SUPPLIED RECORDS:
************

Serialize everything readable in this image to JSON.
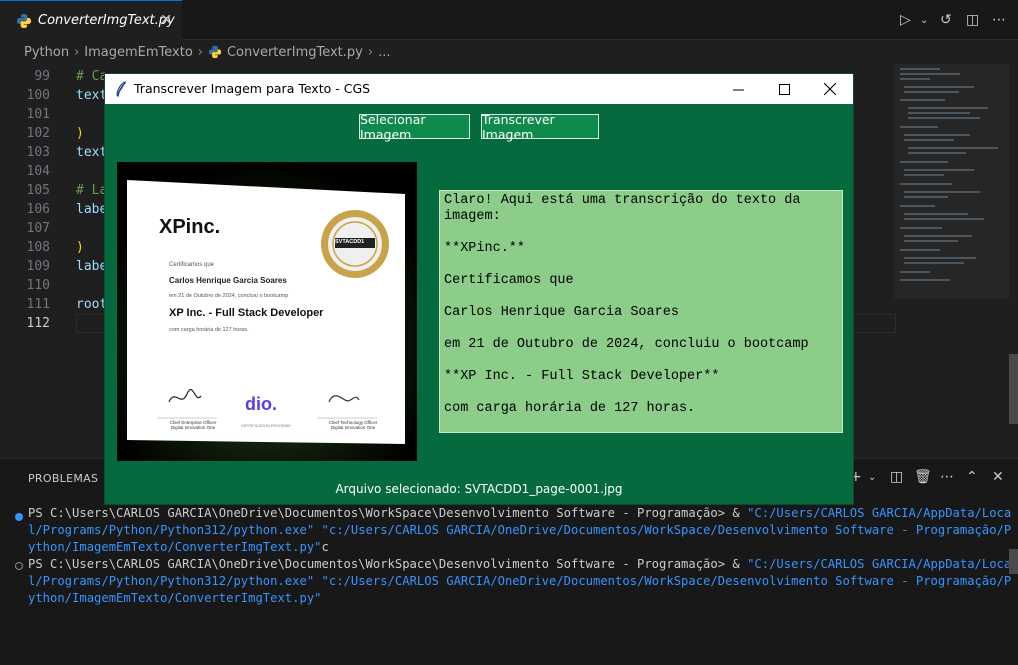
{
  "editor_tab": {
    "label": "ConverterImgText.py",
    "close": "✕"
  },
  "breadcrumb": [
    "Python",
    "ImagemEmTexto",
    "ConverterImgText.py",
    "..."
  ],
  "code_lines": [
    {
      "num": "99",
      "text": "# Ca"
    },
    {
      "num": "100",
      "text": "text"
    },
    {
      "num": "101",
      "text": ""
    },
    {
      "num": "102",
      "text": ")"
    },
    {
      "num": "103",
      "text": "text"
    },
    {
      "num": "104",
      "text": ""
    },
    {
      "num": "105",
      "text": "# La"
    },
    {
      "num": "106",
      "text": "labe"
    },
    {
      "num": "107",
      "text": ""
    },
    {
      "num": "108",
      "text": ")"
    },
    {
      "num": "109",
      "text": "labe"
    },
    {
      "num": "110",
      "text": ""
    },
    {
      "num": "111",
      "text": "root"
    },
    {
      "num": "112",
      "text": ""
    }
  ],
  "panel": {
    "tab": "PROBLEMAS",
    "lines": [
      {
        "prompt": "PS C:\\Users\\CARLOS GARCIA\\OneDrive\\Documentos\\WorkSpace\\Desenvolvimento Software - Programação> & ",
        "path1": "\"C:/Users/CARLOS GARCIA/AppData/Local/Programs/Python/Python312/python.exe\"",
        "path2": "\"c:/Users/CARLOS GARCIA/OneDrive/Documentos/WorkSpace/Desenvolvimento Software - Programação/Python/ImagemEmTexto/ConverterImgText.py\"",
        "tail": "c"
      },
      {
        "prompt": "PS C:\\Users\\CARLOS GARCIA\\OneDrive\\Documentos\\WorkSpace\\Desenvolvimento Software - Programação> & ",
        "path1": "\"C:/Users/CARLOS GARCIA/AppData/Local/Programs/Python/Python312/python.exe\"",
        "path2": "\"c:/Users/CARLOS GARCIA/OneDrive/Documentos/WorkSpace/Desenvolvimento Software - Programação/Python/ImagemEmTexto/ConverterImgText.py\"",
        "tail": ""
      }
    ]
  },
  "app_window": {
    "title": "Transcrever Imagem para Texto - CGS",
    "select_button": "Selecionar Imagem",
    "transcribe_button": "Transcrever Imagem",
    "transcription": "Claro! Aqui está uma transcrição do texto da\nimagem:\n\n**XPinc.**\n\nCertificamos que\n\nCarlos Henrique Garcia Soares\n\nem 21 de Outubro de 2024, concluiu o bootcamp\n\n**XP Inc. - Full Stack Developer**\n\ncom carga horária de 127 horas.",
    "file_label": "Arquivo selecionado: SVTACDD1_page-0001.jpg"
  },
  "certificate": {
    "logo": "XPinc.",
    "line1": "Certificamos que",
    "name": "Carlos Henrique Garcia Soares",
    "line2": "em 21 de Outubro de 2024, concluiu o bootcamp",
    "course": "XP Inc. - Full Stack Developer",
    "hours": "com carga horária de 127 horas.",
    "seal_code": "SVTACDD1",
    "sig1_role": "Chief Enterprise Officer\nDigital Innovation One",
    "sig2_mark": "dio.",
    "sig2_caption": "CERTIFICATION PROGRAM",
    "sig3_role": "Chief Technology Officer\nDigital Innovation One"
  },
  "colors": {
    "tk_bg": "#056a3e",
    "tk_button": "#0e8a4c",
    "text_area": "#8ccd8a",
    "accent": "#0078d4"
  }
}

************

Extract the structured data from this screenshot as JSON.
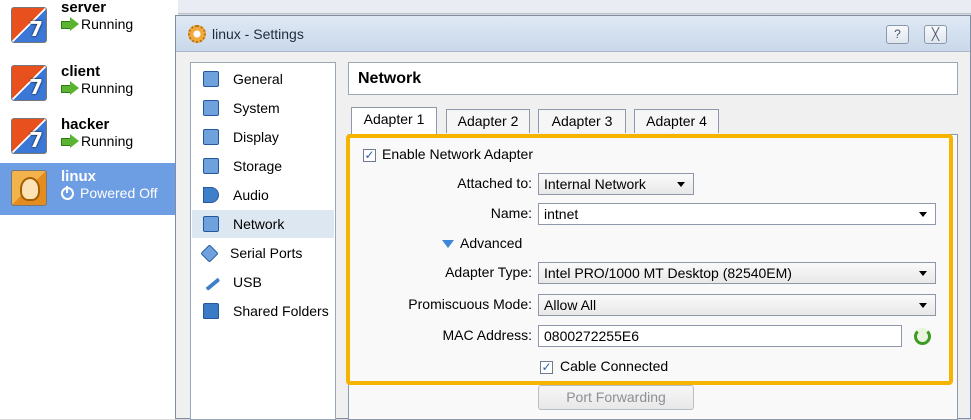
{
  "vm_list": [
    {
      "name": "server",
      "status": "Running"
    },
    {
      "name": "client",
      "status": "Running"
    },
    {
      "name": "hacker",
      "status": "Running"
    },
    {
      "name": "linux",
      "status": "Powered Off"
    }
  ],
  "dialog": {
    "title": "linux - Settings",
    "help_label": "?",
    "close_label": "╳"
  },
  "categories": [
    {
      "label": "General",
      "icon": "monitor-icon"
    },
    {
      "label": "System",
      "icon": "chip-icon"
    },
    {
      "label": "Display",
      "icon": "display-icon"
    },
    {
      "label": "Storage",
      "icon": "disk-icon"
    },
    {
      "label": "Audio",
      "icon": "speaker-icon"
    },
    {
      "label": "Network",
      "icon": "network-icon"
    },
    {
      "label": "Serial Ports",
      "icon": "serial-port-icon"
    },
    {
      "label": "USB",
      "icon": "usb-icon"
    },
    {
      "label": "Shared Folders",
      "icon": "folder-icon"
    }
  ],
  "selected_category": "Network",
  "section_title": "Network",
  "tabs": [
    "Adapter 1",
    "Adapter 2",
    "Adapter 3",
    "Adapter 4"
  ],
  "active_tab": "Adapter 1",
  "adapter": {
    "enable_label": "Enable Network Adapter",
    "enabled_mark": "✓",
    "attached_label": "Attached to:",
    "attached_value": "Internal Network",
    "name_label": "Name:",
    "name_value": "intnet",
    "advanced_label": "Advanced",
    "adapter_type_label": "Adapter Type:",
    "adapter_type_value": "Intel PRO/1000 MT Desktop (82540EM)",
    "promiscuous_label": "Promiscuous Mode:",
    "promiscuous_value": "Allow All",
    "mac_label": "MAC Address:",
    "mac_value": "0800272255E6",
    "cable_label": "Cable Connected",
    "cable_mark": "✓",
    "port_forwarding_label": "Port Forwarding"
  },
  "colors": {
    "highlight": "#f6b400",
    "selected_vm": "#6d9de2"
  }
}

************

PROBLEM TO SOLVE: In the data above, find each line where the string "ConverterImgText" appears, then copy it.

SOLUTION:
    "label": "ConverterImgText.py",
    "ConverterImgText.py",
        "path2": "\"c:/Users/CARLOS GARCIA/OneDrive/Documentos/WorkSpace/Desenvolvimento Software - Programação/Python/ImagemEmTexto/ConverterImgText.py\"",
        "path2": "\"c:/Users/CARLOS GARCIA/OneDrive/Documentos/WorkSpace/Desenvolvimento Software - Programação/Python/ImagemEmTexto/ConverterImgText.py\"",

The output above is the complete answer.